Kody Ford: Arkansas Cinema Society makes inroads around state

Kody Ford: Arkansas Cinema Society makes inroads around state
LARA JO HIGHTOWER/Special to the Free Weekly

This is just one of the fascinating people you might want to keep your eye on in 2022.

Kody Ford knows a little bit about the arts and culture scene in Northwest Arkansas. As the founder of The Idle Class Magazine, a publication that celebrates the creative economy in Northwest Arkansas, it was his job to have his finger on the pulse of all that was happening in the rich Northwest Arkansas world of performing and visual arts. So when Arkansas Cinema Society founders Kathryn Tucker and Jeff Nichols were looking for someone to serve in the role as director of Statewide Outreach and Educational Programming and Northwest Arkansas Program Director, Ford seemed a natural fit.

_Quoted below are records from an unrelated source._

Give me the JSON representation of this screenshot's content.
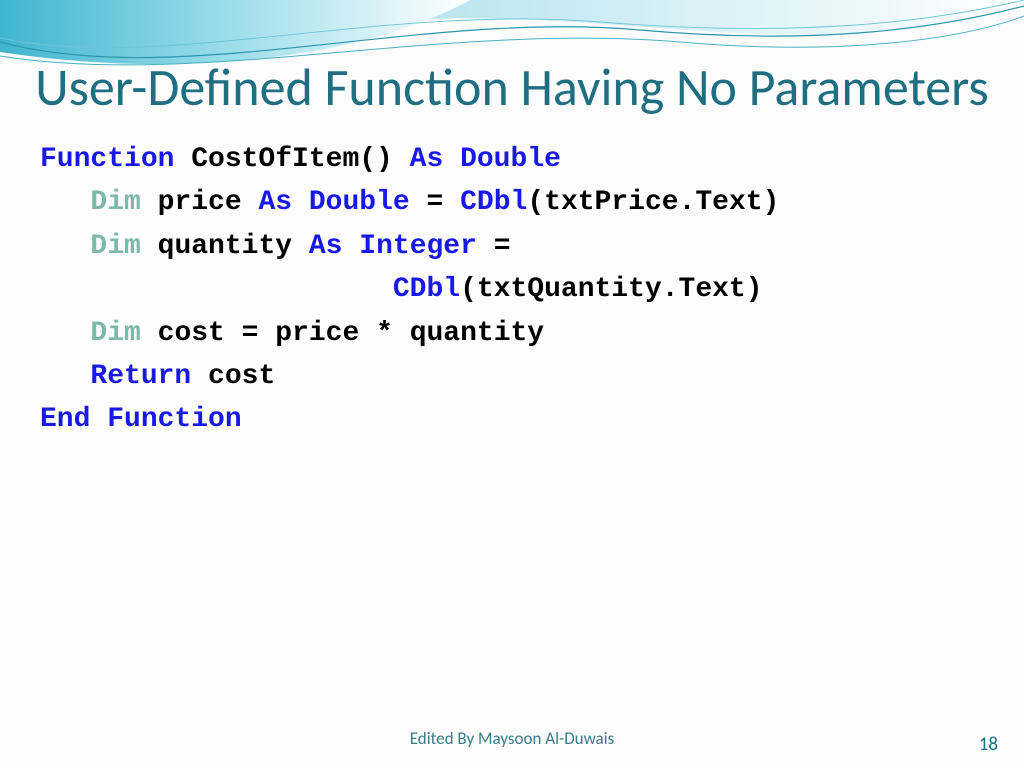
{
  "title": "User-Defined Function Having No Parameters",
  "code": {
    "l1_fn": "Function",
    "l1_name": " CostOfItem() ",
    "l1_as": "As Double",
    "indent": "   ",
    "dim": "Dim",
    "l2_body": " price ",
    "l2_as": "As Double",
    "l2_eq": " = ",
    "l2_cdbl": "CDbl",
    "l2_arg": "(txtPrice.Text)",
    "l3_body": " quantity ",
    "l3_as": "As Integer",
    "l3_eq": " = ",
    "cont_indent": "                     ",
    "l4_cdbl": "CDbl",
    "l4_arg": "(txtQuantity.Text)",
    "l5_body": " cost = price * quantity",
    "ret": "Return",
    "ret_body": " cost",
    "end": "End Function"
  },
  "footer": "Edited By Maysoon Al-Duwais",
  "page": "18"
}
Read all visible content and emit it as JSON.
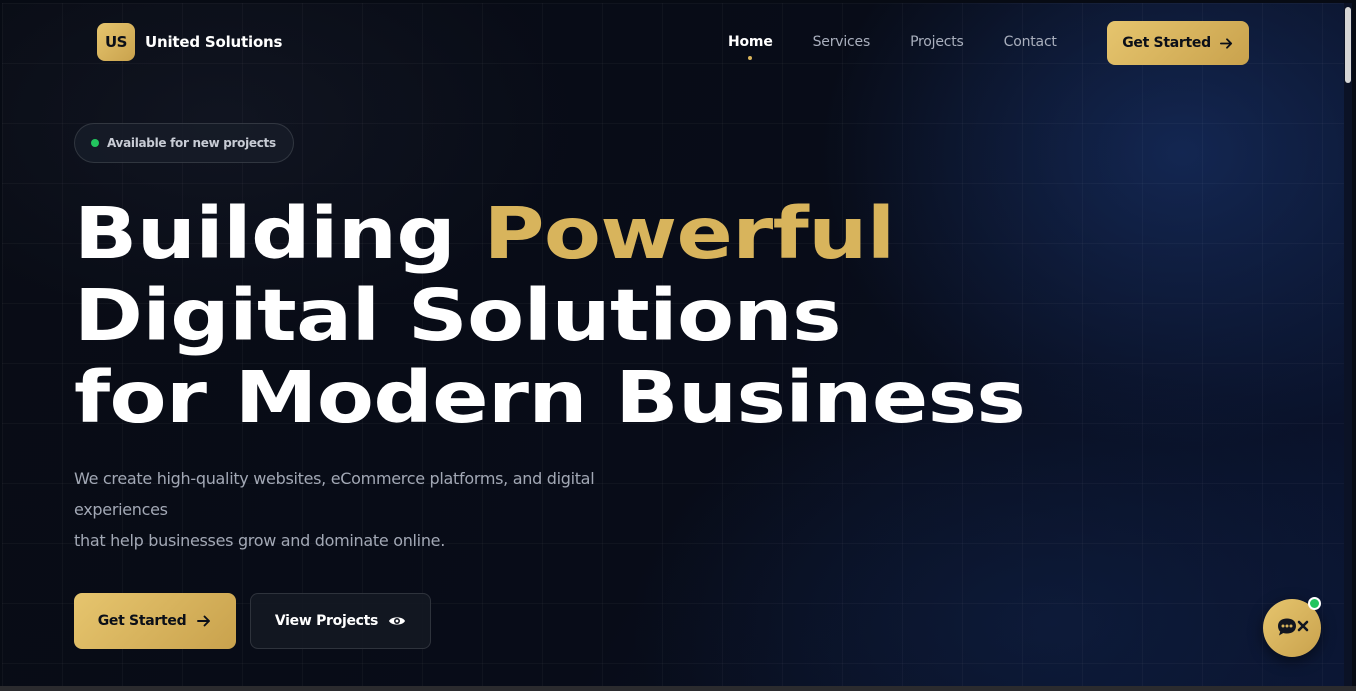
{
  "brand": {
    "logo_initials": "US",
    "name": "United Solutions"
  },
  "nav": {
    "items": [
      {
        "label": "Home",
        "active": true
      },
      {
        "label": "Services",
        "active": false
      },
      {
        "label": "Projects",
        "active": false
      },
      {
        "label": "Contact",
        "active": false
      }
    ],
    "cta_label": "Get Started",
    "cta_icon": "arrow-right-icon"
  },
  "hero": {
    "badge_text": "Available for new projects",
    "headline": {
      "line1_prefix": "Building ",
      "line1_accent": "Powerful",
      "line2": "Digital Solutions",
      "line3": "for Modern Business"
    },
    "subtext": {
      "line1": "We create high-quality websites, eCommerce platforms, and digital",
      "line2": "experiences",
      "line3": "that help businesses grow and dominate online."
    },
    "primary_button": {
      "label": "Get Started",
      "icon": "arrow-right-icon"
    },
    "secondary_button": {
      "label": "View Projects",
      "icon": "eye-icon"
    }
  },
  "chat_widget": {
    "icon": "chat-close-icon",
    "status": "online"
  },
  "colors": {
    "background": "#080c18",
    "accent_gold": "#d8b45c",
    "status_green": "#22c55e",
    "text_primary": "#ffffff",
    "text_muted": "#a2a8b5"
  }
}
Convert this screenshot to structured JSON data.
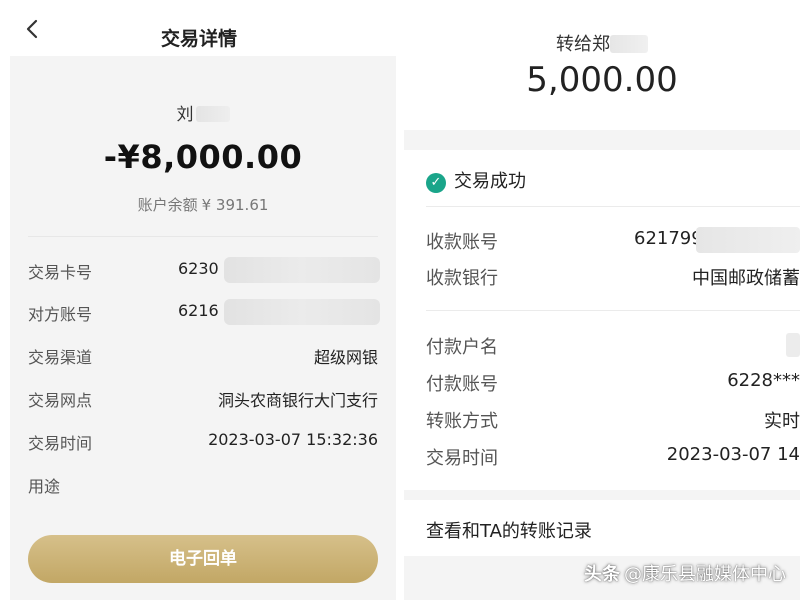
{
  "left": {
    "title": "交易详情",
    "payee": "刘",
    "amount": "-¥8,000.00",
    "balance_label": "账户余额",
    "balance_value": "¥ 391.61",
    "rows": [
      {
        "label": "交易卡号",
        "value": "6230"
      },
      {
        "label": "对方账号",
        "value": "6216"
      },
      {
        "label": "交易渠道",
        "value": "超级网银"
      },
      {
        "label": "交易网点",
        "value": "洞头农商银行大门支行"
      },
      {
        "label": "交易时间",
        "value": "2023-03-07 15:32:36"
      },
      {
        "label": "用途",
        "value": ""
      }
    ],
    "button": "电子回单"
  },
  "right": {
    "transfer_to": "转给郑",
    "amount": "5,000.00",
    "status": "交易成功",
    "status_color": "#1aa58a",
    "rows": [
      {
        "label": "收款账号",
        "value": "621799"
      },
      {
        "label": "收款银行",
        "value": "中国邮政储蓄"
      },
      {
        "label": "付款户名",
        "value": ""
      },
      {
        "label": "付款账号",
        "value": "6228***"
      },
      {
        "label": "转账方式",
        "value": "实时"
      },
      {
        "label": "交易时间",
        "value": "2023-03-07 14"
      }
    ],
    "link": "查看和TA的转账记录"
  },
  "watermark": {
    "logo": "头条",
    "text": "@康乐县融媒体中心"
  },
  "colors": {
    "button_gold": "#c9ae6f",
    "panel_bg": "#f4f4f4"
  }
}
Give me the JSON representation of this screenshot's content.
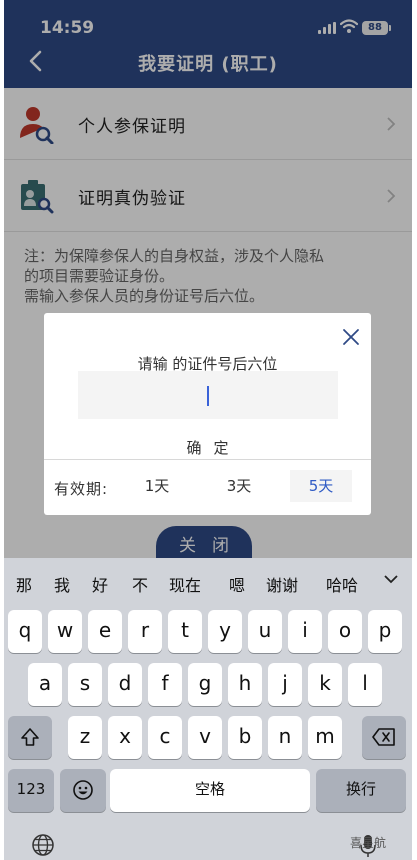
{
  "status_bar": {
    "time": "14:59",
    "battery": "88"
  },
  "header": {
    "title": "我要证明 (职工)"
  },
  "menu": [
    {
      "label": "个人参保证明"
    },
    {
      "label": "证明真伪验证"
    }
  ],
  "note": {
    "line1": "注：为保障参保人的自身权益，涉及个人隐私",
    "line2": "的项目需要验证身份。",
    "line3": "需输入参保人员的身份证号后六位。"
  },
  "close_button": "关闭",
  "dialog": {
    "prompt": "请输      的证件号后六位",
    "input_value": "",
    "confirm_label": "确定",
    "validity_label": "有效期:",
    "options": [
      "1天",
      "3天",
      "5天"
    ],
    "selected_option": "5天"
  },
  "keyboard": {
    "candidates": [
      "那",
      "我",
      "好",
      "不",
      "现在",
      "嗯",
      "谢谢",
      "哈哈"
    ],
    "row1": [
      "q",
      "w",
      "e",
      "r",
      "t",
      "y",
      "u",
      "i",
      "o",
      "p"
    ],
    "row2": [
      "a",
      "s",
      "d",
      "f",
      "g",
      "h",
      "j",
      "k",
      "l"
    ],
    "row3": [
      "z",
      "x",
      "c",
      "v",
      "b",
      "n",
      "m"
    ],
    "num_label": "123",
    "space_label": "空格",
    "return_label": "换行"
  },
  "watermark": "喜星航",
  "colors": {
    "header": "#2f4a86",
    "accent": "#2f5bc5"
  },
  "icons": [
    "back-arrow-icon",
    "person-search-icon",
    "certificate-search-icon",
    "chevron-right-icon",
    "close-icon",
    "shift-icon",
    "delete-icon",
    "emoji-icon",
    "globe-icon",
    "microphone-icon"
  ]
}
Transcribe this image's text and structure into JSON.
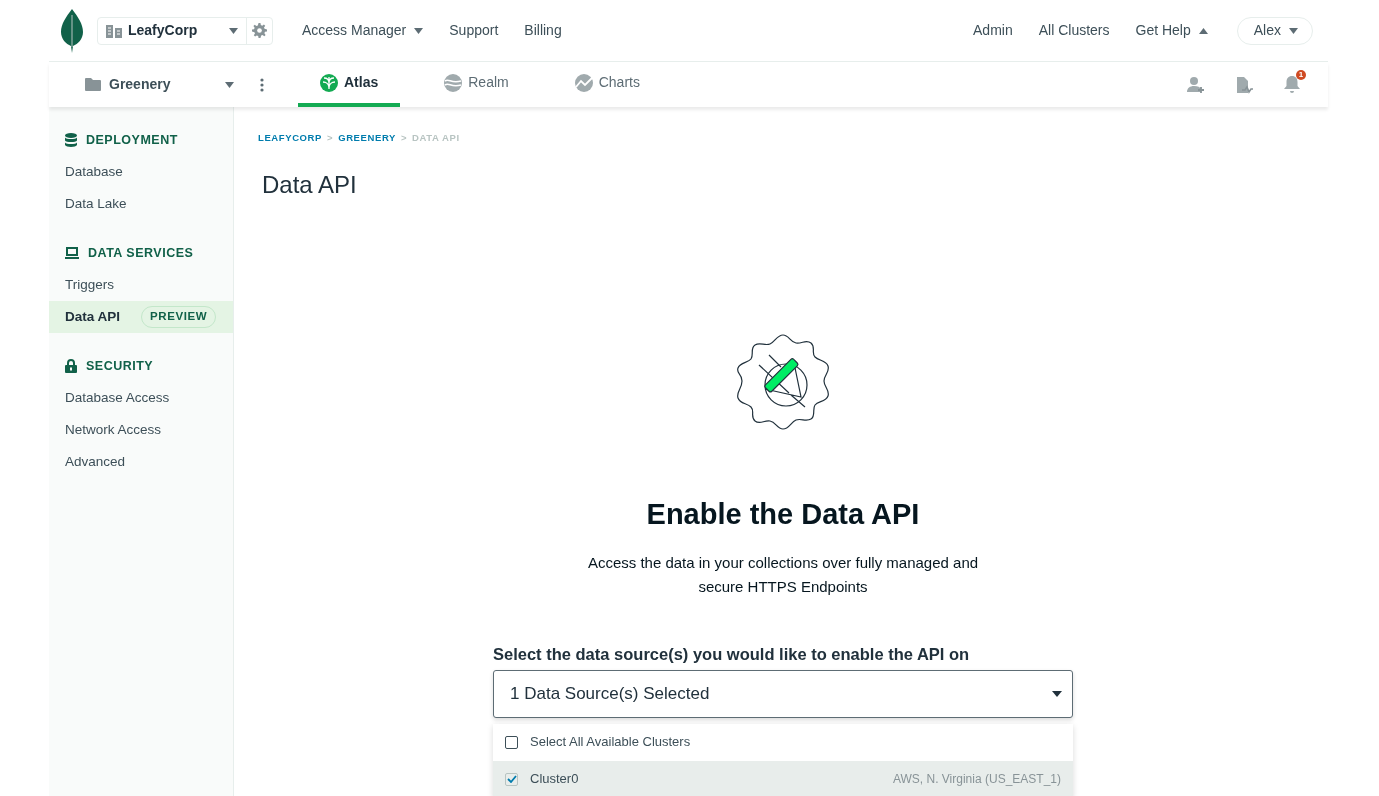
{
  "top_nav": {
    "org": "LeafyCorp",
    "links": [
      {
        "label": "Access Manager",
        "dropdown": true,
        "expanded": false
      },
      {
        "label": "Support",
        "dropdown": false
      },
      {
        "label": "Billing",
        "dropdown": false
      }
    ],
    "right_links": [
      {
        "label": "Admin",
        "dropdown": false
      },
      {
        "label": "All Clusters",
        "dropdown": false
      },
      {
        "label": "Get Help",
        "dropdown": true,
        "expanded": true
      }
    ],
    "user": "Alex"
  },
  "project_nav": {
    "project": "Greenery",
    "tabs": [
      {
        "label": "Atlas",
        "selected": true
      },
      {
        "label": "Realm",
        "selected": false
      },
      {
        "label": "Charts",
        "selected": false
      }
    ],
    "notification_count": "1"
  },
  "sidebar": {
    "sections": [
      {
        "title": "DEPLOYMENT",
        "items": [
          {
            "label": "Database",
            "selected": false
          },
          {
            "label": "Data Lake",
            "selected": false
          }
        ]
      },
      {
        "title": "DATA SERVICES",
        "items": [
          {
            "label": "Triggers",
            "selected": false
          },
          {
            "label": "Data API",
            "selected": true,
            "badge": "PREVIEW"
          }
        ]
      },
      {
        "title": "SECURITY",
        "items": [
          {
            "label": "Database Access",
            "selected": false
          },
          {
            "label": "Network Access",
            "selected": false
          },
          {
            "label": "Advanced",
            "selected": false
          }
        ]
      }
    ]
  },
  "breadcrumb": [
    {
      "kind": "link",
      "label": "LEAFYCORP"
    },
    {
      "kind": "separator",
      "label": ">"
    },
    {
      "kind": "link",
      "label": "GREENERY"
    },
    {
      "kind": "separator",
      "label": ">"
    },
    {
      "kind": "current",
      "label": "DATA API"
    }
  ],
  "page_title": "Data API",
  "hero": {
    "title": "Enable the Data API",
    "description": "Access the data in your collections over fully managed and secure HTTPS Endpoints"
  },
  "data_source": {
    "label": "Select the data source(s) you would like to enable the API on",
    "value": "1 Data Source(s) Selected",
    "options": [
      {
        "kind": "select_all",
        "label": "Select All Available Clusters",
        "checked": false
      },
      {
        "kind": "cluster",
        "label": "Cluster0",
        "region": "AWS, N. Virginia (US_EAST_1)",
        "checked": true
      }
    ]
  }
}
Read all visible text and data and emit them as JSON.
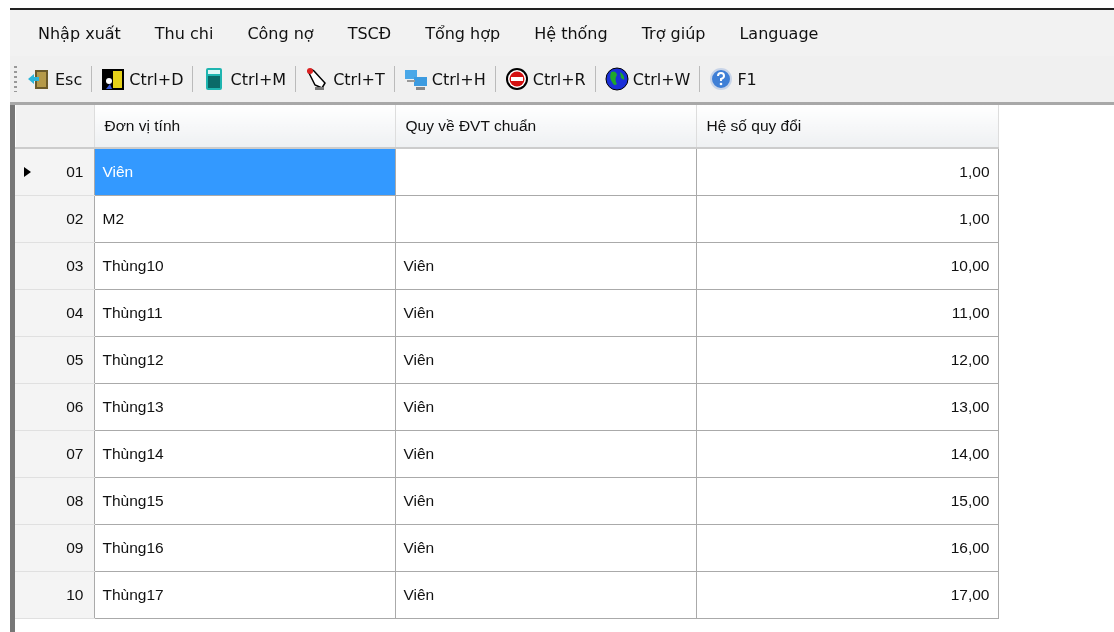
{
  "menu": [
    "Nhập xuất",
    "Thu chi",
    "Công nợ",
    "TSCĐ",
    "Tổng hợp",
    "Hệ thống",
    "Trợ giúp",
    "Language"
  ],
  "toolbar": [
    "Esc",
    "Ctrl+D",
    "Ctrl+M",
    "Ctrl+T",
    "Ctrl+H",
    "Ctrl+R",
    "Ctrl+W",
    "F1"
  ],
  "table": {
    "columns": [
      "Đơn vị tính",
      "Quy về ĐVT chuẩn",
      "Hệ số quy đổi"
    ],
    "rows": [
      {
        "number": "01",
        "unit": "Viên",
        "base_unit": "",
        "factor": "1,00",
        "selected": true
      },
      {
        "number": "02",
        "unit": "M2",
        "base_unit": "",
        "factor": "1,00",
        "selected": false
      },
      {
        "number": "03",
        "unit": "Thùng10",
        "base_unit": "Viên",
        "factor": "10,00",
        "selected": false
      },
      {
        "number": "04",
        "unit": "Thùng11",
        "base_unit": "Viên",
        "factor": "11,00",
        "selected": false
      },
      {
        "number": "05",
        "unit": "Thùng12",
        "base_unit": "Viên",
        "factor": "12,00",
        "selected": false
      },
      {
        "number": "06",
        "unit": "Thùng13",
        "base_unit": "Viên",
        "factor": "13,00",
        "selected": false
      },
      {
        "number": "07",
        "unit": "Thùng14",
        "base_unit": "Viên",
        "factor": "14,00",
        "selected": false
      },
      {
        "number": "08",
        "unit": "Thùng15",
        "base_unit": "Viên",
        "factor": "15,00",
        "selected": false
      },
      {
        "number": "09",
        "unit": "Thùng16",
        "base_unit": "Viên",
        "factor": "16,00",
        "selected": false
      },
      {
        "number": "10",
        "unit": "Thùng17",
        "base_unit": "Viên",
        "factor": "17,00",
        "selected": false
      }
    ]
  }
}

“With [The Idle Class], our goal was to connect all of these artistic pockets so that everyone knew what was going on,” Ford said in an article about his appointment earlier this year. “In a sense, that’s what we’re doing [at ACS] — the goal is to create a more cohesive film community.”

Of course, Ford’s first year in the position was much harder than it might have been if there wasn’t a global pandemic wreaking havoc. Despite the extraordinary circumstances, Ford made a lot of headway.

“My job was to start raising our profile statewide, and I feel like we had a good start this year,” he says. “I launched our podcast, Reel Talk Arkansas, [and] we’ve got a monthly newsletter going out. I’ve been out there visiting with people, going to a lot of different festivals and events and letting people know that ACS is here, and [that] we’re a resource. We’ve got screenings that we’ve been taking across the state.”

Those screenings have included the work of artists who have local ties, like “Raya and the Last Dragon,” screened in writer Qui Nguyen’s hometown of El Dorado, and “Minari,” screened in Fayetteville, near writer Lee Isaac Chung’s hometown of Lincoln. In a year where covid precautions have made going to the movies difficult, says Ford, these screenings have been met with great enthusiasm.

“There was a cold snap that February, and I didn’t know if anyone was going to come out,” says Ford. “We packed it out. There were well over 200 people there, which was crazy — there was snow on the ground. I’ve never seen a drive-in movie that packed. It was magic.”

As (fingers crossed) things eventually get back to normal, Ford has big plans for his next year in the position.

“In 2022, I’m so hoping to get more content out there — podcasts, blogs, all of that, along with doing more screenings throughout the state,” he says. “I’m talking to potential partners in Northwest Arkansas, so we can do some great things.”



Arkansas Cinema Society

Find out more about the Arkansas Cinema Society at arkansascinemasociety.org

Categories: Theater